The Chinese village of Nanjie is a half-socialist holdout where "villagers still lead a collective life as they did decades ago, sing revolutionary songs and chant Mao slogans every day." It appears to be much more prosperous than its market-oriented neighbors; this 1999 New York Times article notes the "spacious, well-equipped schools" and free vacations for model workers. Alas:
While the rest of the country abandoned the commune, pursued personal fortunes and dismantled state industries, the village of Nanjie in central China renationalised its land, set up factories and paid all residents £20 a month. Advertising was banned and instead, propaganda banners hung in streets which led to a 30ft statue of Mao built in 1993.
Unfortunately, few of the visitors were accountants. In the past two months, newspapers in Hong Kong and Guangzhou have unravelled a tale of Enron-style woe.
The village's triumphs were built on £120 million of secret loans from the Agricultural Bank of China, which is now calling in its loans as it prepares to list its shares on the Hong Kong stock exchange. According to one report, the bank had been instructed to support Nanjie at all costs by a conservative in the Communist Party leadership after the crackdown on the Tiananmen Square prοtests in 1989.
According to the Asia Times, the bureaucrat forcing the bank to make the loans has retired, and the new boss is less excited about funding a Maoist amusement park. The bank wants the loans repaid, and Nanjie seems, at least, to be trying:

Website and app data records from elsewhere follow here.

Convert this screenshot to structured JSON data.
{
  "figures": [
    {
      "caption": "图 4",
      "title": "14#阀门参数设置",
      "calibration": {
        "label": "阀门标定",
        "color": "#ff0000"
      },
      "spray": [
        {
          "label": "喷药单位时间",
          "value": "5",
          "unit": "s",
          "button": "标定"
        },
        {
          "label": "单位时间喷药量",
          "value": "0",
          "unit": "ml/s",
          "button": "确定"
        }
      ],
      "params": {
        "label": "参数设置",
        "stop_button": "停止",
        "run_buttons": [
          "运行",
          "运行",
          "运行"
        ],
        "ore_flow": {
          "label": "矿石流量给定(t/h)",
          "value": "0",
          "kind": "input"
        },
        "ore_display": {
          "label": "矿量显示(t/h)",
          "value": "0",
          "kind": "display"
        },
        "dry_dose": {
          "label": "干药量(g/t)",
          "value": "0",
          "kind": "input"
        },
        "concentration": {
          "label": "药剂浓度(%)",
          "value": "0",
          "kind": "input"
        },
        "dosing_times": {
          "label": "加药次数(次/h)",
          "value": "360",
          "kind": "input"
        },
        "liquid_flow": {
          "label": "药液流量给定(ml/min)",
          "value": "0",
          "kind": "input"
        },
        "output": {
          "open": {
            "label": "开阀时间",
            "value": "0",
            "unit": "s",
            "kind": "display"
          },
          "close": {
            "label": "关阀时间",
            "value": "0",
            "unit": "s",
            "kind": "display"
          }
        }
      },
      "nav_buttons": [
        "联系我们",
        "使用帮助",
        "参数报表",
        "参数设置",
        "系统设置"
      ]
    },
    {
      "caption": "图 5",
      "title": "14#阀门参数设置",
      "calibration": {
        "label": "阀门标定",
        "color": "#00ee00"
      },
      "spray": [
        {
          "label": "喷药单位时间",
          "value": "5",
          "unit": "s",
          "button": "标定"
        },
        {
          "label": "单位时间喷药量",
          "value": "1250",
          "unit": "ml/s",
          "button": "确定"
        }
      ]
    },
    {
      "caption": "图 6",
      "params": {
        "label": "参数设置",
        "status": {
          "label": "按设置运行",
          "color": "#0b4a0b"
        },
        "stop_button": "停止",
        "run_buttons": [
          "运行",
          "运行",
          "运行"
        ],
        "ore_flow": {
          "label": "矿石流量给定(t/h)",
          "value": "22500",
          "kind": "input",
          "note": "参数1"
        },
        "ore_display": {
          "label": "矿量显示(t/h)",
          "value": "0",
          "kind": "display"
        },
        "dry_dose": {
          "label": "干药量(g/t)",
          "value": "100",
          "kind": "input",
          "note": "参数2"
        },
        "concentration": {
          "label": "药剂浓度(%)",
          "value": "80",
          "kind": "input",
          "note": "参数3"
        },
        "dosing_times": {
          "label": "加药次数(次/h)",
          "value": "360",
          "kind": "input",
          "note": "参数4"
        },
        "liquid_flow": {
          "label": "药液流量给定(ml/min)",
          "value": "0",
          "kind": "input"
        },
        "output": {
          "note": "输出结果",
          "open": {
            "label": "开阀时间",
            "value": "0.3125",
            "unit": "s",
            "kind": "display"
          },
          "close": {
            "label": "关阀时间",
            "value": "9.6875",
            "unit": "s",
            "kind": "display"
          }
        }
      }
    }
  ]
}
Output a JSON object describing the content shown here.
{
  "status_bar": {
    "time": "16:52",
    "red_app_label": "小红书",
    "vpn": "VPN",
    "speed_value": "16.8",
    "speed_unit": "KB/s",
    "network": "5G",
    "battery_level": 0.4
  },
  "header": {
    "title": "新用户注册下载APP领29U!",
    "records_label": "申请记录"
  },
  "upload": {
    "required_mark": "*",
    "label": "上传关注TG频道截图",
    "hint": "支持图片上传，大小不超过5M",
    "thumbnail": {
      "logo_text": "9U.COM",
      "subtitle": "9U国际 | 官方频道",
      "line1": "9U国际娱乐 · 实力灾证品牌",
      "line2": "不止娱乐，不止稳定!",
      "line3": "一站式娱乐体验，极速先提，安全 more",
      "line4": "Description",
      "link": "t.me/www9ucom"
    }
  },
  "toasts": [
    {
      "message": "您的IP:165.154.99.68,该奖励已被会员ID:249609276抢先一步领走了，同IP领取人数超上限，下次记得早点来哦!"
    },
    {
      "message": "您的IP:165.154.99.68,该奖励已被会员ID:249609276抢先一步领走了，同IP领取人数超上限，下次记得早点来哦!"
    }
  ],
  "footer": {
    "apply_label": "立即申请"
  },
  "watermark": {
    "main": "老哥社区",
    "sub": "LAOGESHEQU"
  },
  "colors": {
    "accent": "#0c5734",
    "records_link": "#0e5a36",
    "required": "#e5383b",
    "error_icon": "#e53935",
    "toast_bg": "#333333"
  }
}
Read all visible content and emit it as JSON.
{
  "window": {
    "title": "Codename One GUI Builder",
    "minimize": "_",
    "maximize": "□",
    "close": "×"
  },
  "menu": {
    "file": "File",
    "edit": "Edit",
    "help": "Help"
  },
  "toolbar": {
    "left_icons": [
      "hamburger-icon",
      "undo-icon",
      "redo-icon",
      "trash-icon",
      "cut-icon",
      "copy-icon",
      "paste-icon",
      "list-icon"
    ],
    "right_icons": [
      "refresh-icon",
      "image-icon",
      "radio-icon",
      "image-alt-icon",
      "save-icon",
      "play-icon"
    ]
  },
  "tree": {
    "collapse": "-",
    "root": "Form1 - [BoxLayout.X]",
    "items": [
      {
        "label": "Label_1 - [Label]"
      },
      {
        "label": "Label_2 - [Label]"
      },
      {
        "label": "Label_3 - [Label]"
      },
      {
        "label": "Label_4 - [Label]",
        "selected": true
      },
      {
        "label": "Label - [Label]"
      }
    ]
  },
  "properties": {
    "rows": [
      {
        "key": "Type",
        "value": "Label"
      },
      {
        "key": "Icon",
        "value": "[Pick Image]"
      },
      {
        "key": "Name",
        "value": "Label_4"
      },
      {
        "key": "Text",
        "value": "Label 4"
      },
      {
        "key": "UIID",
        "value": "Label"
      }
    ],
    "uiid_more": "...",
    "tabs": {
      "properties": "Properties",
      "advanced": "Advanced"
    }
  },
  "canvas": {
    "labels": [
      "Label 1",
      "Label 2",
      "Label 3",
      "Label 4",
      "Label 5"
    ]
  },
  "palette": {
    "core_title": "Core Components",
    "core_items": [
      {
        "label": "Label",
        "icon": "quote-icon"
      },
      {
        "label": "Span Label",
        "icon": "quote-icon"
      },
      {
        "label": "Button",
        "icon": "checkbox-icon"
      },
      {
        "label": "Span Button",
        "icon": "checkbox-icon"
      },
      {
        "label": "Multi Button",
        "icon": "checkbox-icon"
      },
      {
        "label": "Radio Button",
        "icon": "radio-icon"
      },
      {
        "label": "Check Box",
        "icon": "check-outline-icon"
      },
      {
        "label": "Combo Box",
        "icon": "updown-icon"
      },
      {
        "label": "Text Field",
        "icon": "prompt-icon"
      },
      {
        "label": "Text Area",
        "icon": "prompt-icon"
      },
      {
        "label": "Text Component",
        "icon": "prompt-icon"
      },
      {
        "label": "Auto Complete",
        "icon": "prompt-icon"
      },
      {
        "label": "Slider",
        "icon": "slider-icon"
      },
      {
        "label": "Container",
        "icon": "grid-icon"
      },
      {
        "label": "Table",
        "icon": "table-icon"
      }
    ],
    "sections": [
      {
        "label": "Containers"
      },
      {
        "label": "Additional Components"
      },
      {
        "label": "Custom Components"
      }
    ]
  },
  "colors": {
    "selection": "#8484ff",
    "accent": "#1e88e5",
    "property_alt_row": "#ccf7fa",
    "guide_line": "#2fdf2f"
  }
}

To reduce its debts, companies run by the village have in recent years turned to marketing a soybean seed in the name of Spaceflight II. They claimed that after the seeds were sent out into space their genes underwent a mutation that would increase their harvest by 30%.